Amid controversy over the collection of personal data of domestic users by Chinese e-commerce company AliExpress (Ali), there are 190,000 sellers in Korea who collect and share personal data.

According to the Consumer Sovereignty Citizens’ Conference on January 10, it was confirmed that Ali transferred the consent-collected personal data of domestic users to 188,432 Chinese sellers.

Ali obtains your consent to share your personal data with a third party and with a third party abroad in accordance with its own terms and conditions, the “Personal Data Processing Policy”. If you do not agree, you cannot use the service.

The government and civic groups point out that the scope of personal data collection provided for in these regulations is too broad and comprehensive.

Even in the same e-commerce industry, consent to provide personal data is sometimes required, but it differs in that it is limited to the extent necessary.

In the Regulations, the type of personal data provided to the seller (third party) is defined as “bank account details or similar payment information used for the purchase, mobile phone number used for payment, number of the foreign card used for payment with a foreign card, information about the cash receipt, place of delivery , detailed access information (common door access number) and a photo of the product delivery completion (user’s home photo).”

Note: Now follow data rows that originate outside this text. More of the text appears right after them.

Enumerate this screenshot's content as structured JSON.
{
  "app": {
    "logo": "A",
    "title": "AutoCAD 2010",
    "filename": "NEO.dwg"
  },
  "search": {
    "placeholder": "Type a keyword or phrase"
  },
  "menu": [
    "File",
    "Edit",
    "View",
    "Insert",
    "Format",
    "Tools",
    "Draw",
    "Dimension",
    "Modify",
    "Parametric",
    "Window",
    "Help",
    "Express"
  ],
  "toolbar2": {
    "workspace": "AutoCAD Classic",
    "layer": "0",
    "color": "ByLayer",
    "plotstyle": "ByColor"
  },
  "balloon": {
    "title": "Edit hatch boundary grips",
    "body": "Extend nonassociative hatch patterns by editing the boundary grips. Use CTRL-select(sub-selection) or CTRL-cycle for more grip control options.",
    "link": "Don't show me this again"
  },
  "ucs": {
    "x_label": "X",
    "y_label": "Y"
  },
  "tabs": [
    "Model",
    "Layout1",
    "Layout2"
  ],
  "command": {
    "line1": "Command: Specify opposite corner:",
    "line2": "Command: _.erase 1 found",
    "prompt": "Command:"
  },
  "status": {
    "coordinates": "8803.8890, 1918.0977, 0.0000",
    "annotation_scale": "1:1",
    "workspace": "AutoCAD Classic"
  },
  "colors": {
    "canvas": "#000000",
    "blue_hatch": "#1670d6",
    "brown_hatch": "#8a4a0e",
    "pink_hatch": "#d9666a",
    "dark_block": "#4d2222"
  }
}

Another problem is that it is difficult to determine which companies are sellers in China and receive this type of personal information.

There are high concerns about a personal data breach because the seller information in China, where Ali receives personal data, only includes a name and email address and does not include a link to a website that could identify the seller.

“The government should disclose clear information about the 188,432 Chinese companies that seized users’ personal data from Ali and carefully review their status and capabilities in managing personal data,” the Citizens’ Association for Consumer Sovereignty said.